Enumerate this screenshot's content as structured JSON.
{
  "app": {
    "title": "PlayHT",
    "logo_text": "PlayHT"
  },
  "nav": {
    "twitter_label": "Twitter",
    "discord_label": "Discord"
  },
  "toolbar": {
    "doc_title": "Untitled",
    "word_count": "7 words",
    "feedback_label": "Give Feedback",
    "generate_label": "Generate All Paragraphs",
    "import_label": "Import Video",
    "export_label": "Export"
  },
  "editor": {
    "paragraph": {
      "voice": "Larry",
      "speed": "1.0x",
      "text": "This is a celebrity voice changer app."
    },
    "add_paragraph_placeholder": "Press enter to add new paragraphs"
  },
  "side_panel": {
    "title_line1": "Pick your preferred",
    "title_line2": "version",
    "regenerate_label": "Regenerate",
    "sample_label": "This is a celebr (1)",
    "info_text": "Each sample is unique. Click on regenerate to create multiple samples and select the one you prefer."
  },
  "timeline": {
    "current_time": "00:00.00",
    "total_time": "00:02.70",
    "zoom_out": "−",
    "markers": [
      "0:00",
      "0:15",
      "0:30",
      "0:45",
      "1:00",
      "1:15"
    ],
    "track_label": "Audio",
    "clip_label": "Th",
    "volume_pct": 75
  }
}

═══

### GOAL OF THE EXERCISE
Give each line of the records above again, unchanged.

### WRITTEN ANSWER
Enumerate this screenshot's content as structured JSON.
{
  "app": {
    "title": "PlayHT",
    "logo_text": "PlayHT"
  },
  "nav": {
    "twitter_label": "Twitter",
    "discord_label": "Discord"
  },
  "toolbar": {
    "doc_title": "Untitled",
    "word_count": "7 words",
    "feedback_label": "Give Feedback",
    "generate_label": "Generate All Paragraphs",
    "import_label": "Import Video",
    "export_label": "Export"
  },
  "editor": {
    "paragraph": {
      "voice": "Larry",
      "speed": "1.0x",
      "text": "This is a celebrity voice changer app."
    },
    "add_paragraph_placeholder": "Press enter to add new paragraphs"
  },
  "side_panel": {
    "title_line1": "Pick your preferred",
    "title_line2": "version",
    "regenerate_label": "Regenerate",
    "sample_label": "This is a celebr (1)",
    "info_text": "Each sample is unique. Click on regenerate to create multiple samples and select the one you prefer."
  },
  "timeline": {
    "current_time": "00:00.00",
    "total_time": "00:02.70",
    "zoom_out": "−",
    "markers": [
      "0:00",
      "0:15",
      "0:30",
      "0:45",
      "1:00",
      "1:15"
    ],
    "track_label": "Audio",
    "clip_label": "Th",
    "volume_pct": 75
  }
}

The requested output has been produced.